- [Dataset rows describing interfaces]
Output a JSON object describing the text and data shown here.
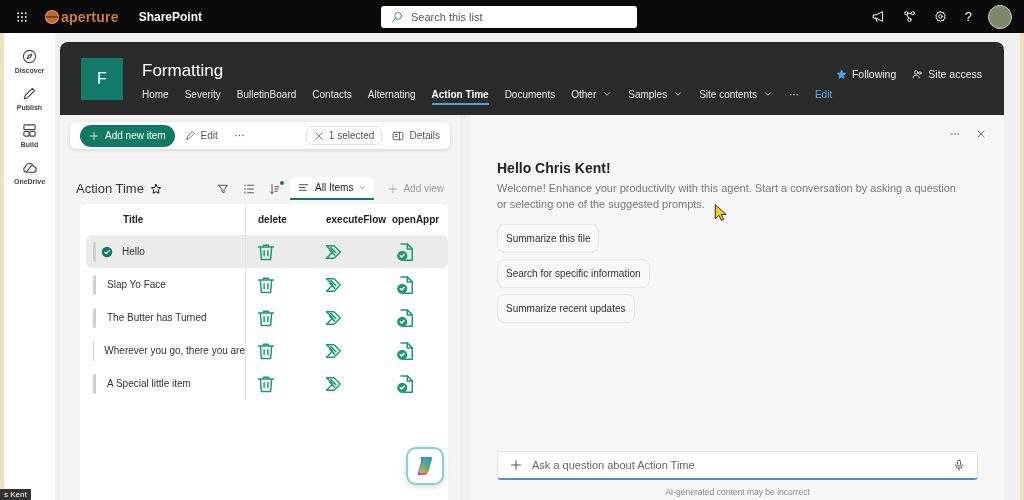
{
  "top_bar": {
    "brand": "aperture",
    "app": "SharePoint",
    "search": {
      "placeholder": "Search this list"
    },
    "help": "?"
  },
  "rail": [
    {
      "label": "Discover",
      "kind": "compass"
    },
    {
      "label": "Publish",
      "kind": "pen"
    },
    {
      "label": "Build",
      "kind": "blocks"
    },
    {
      "label": "OneDrive",
      "kind": "cloud"
    }
  ],
  "site": {
    "logo_letter": "F",
    "title": "Formatting",
    "nav": [
      {
        "label": "Home",
        "kind": "link",
        "selected": false
      },
      {
        "label": "Severity",
        "kind": "link",
        "selected": false
      },
      {
        "label": "BulletinBoard",
        "kind": "link",
        "selected": false
      },
      {
        "label": "Contacts",
        "kind": "link",
        "selected": false
      },
      {
        "label": "Alternating",
        "kind": "link",
        "selected": false
      },
      {
        "label": "Action Time",
        "kind": "link",
        "selected": true
      },
      {
        "label": "Documents",
        "kind": "link",
        "selected": false
      },
      {
        "label": "Other",
        "kind": "menu",
        "selected": false
      },
      {
        "label": "Samples",
        "kind": "menu",
        "selected": false
      },
      {
        "label": "Site contents",
        "kind": "menu",
        "selected": false
      },
      {
        "label": "···",
        "kind": "more",
        "selected": false
      },
      {
        "label": "Edit",
        "kind": "edit",
        "selected": false
      }
    ],
    "following": "Following",
    "site_access": "Site access"
  },
  "command_bar": {
    "add": "Add new item",
    "edit": "Edit",
    "selection": "1 selected",
    "details": "Details"
  },
  "list": {
    "title": "Action Time",
    "view": "All Items",
    "add_view": "Add view",
    "columns": [
      "Title",
      "delete",
      "executeFlow",
      "openAppr"
    ],
    "rows": [
      {
        "title": "Hello",
        "selected": true
      },
      {
        "title": "Slap Yo Face",
        "selected": false
      },
      {
        "title": "The Butter has Turned",
        "selected": false
      },
      {
        "title": "Wherever you go, there you are",
        "selected": false
      },
      {
        "title": "A Special little item",
        "selected": false
      }
    ]
  },
  "copilot": {
    "greeting": "Hello Chris Kent!",
    "intro": "Welcome! Enhance your productivity with this agent. Start a conversation by asking a question or selecting one of the suggested prompts.",
    "prompts": [
      "Summarize this file",
      "Search for specific information",
      "Summarize recent updates"
    ],
    "input": {
      "placeholder": "Ask a question about Action Time"
    },
    "disclaimer": "AI-generated content may be incorrect"
  },
  "video_overlay": {
    "name": "s Kent"
  }
}
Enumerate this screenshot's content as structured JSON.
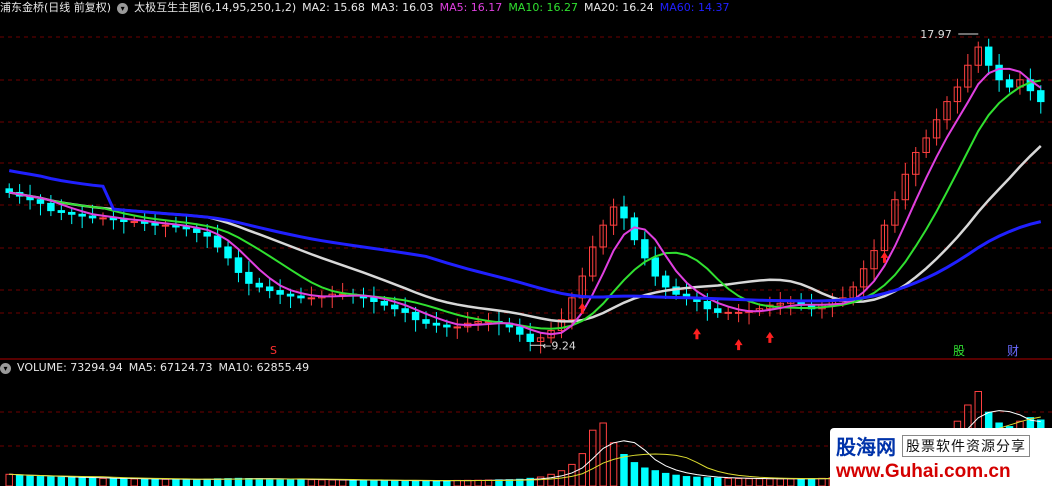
{
  "main_header": {
    "stock_name": "浦东金桥(日线 前复权)",
    "indicator_name": "太极互生主图(6,14,95,250,1,2)",
    "ma_readouts": [
      {
        "label": "MA2: 15.68",
        "color": "#e8e8e8"
      },
      {
        "label": "MA3: 16.03",
        "color": "#e8e8e8"
      },
      {
        "label": "MA5: 16.17",
        "color": "#e040e0"
      },
      {
        "label": "MA10: 16.27",
        "color": "#30e030"
      },
      {
        "label": "MA20: 16.24",
        "color": "#e8e8e8"
      },
      {
        "label": "MA60: 14.37",
        "color": "#2020ff"
      }
    ]
  },
  "volume_header": {
    "label": "VOLUME: 73294.94",
    "ma5": "MA5: 67124.73",
    "ma10": "MA10: 62855.49"
  },
  "annotations": {
    "high_label": "17.97",
    "low_label": "9.24",
    "marker_s": "S",
    "marker_news": "股",
    "marker_fin": "财"
  },
  "watermark": {
    "logo": "股海网",
    "slogan": "股票软件资源分享",
    "url": "www.Guhai.com.cn"
  },
  "colors": {
    "background": "#000000",
    "grid": "#6e0000",
    "up": "#ff4040",
    "down": "#00ffff",
    "ma5": "#e040e0",
    "ma10": "#30e030",
    "ma20": "#d8d8d8",
    "ma60": "#2020ff",
    "arrow_buy": "#ff2020"
  },
  "chart_data": {
    "type": "candlestick",
    "price_range": [
      9.0,
      18.3
    ],
    "high": 17.97,
    "low": 9.24,
    "closes": [
      13.5,
      13.4,
      13.3,
      13.2,
      13.0,
      12.95,
      12.9,
      12.85,
      12.8,
      12.8,
      12.75,
      12.7,
      12.7,
      12.65,
      12.6,
      12.6,
      12.55,
      12.5,
      12.4,
      12.3,
      12.0,
      11.7,
      11.3,
      11.0,
      10.9,
      10.8,
      10.7,
      10.65,
      10.6,
      10.6,
      10.65,
      10.7,
      10.7,
      10.65,
      10.6,
      10.5,
      10.4,
      10.3,
      10.2,
      10.0,
      9.9,
      9.85,
      9.8,
      9.8,
      9.9,
      9.95,
      9.95,
      9.9,
      9.8,
      9.6,
      9.4,
      9.5,
      9.7,
      10.0,
      10.6,
      11.2,
      12.0,
      12.6,
      13.1,
      12.8,
      12.2,
      11.7,
      11.2,
      10.9,
      10.7,
      10.6,
      10.5,
      10.3,
      10.2,
      10.2,
      10.2,
      10.25,
      10.3,
      10.4,
      10.45,
      10.5,
      10.4,
      10.3,
      10.4,
      10.5,
      10.6,
      10.9,
      11.4,
      11.9,
      12.6,
      13.3,
      14.0,
      14.6,
      15.0,
      15.5,
      16.0,
      16.4,
      17.0,
      17.5,
      17.0,
      16.6,
      16.4,
      16.6,
      16.3,
      16.0
    ],
    "volumes": [
      13000,
      12000,
      11000,
      10500,
      10000,
      9800,
      9500,
      9000,
      8800,
      8500,
      8200,
      8000,
      7900,
      7800,
      7600,
      7500,
      7300,
      7200,
      7000,
      7500,
      8000,
      8200,
      8500,
      8300,
      8000,
      7800,
      7600,
      7400,
      7200,
      7000,
      6800,
      6700,
      6600,
      6500,
      6400,
      6300,
      6200,
      6000,
      5900,
      5800,
      5800,
      5900,
      6000,
      6200,
      6300,
      6400,
      6600,
      6800,
      7000,
      7500,
      8500,
      10000,
      13000,
      17000,
      24000,
      36000,
      62000,
      70000,
      48000,
      35000,
      26000,
      20000,
      17000,
      14000,
      12000,
      10500,
      9800,
      9200,
      8800,
      8500,
      8300,
      8200,
      8100,
      8000,
      7900,
      7900,
      8000,
      8200,
      8500,
      9200,
      10500,
      12000,
      14500,
      17500,
      21000,
      25000,
      30000,
      36000,
      44000,
      52000,
      60000,
      72000,
      90000,
      105000,
      82000,
      70000,
      66000,
      72000,
      76000,
      73294.94
    ],
    "volume_range": [
      0,
      120000
    ],
    "ma60_visible_from_index": 0
  }
}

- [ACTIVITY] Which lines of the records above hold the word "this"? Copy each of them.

- [TASK SOLUTION]
      "placeholder": "Search this list"
    "intro": "Welcome! Enhance your productivity with this agent. Start a conversation by asking a question or selecting one of the suggested prompts.",
      "Summarize this file",
Enumerate this screenshot's content as structured JSON.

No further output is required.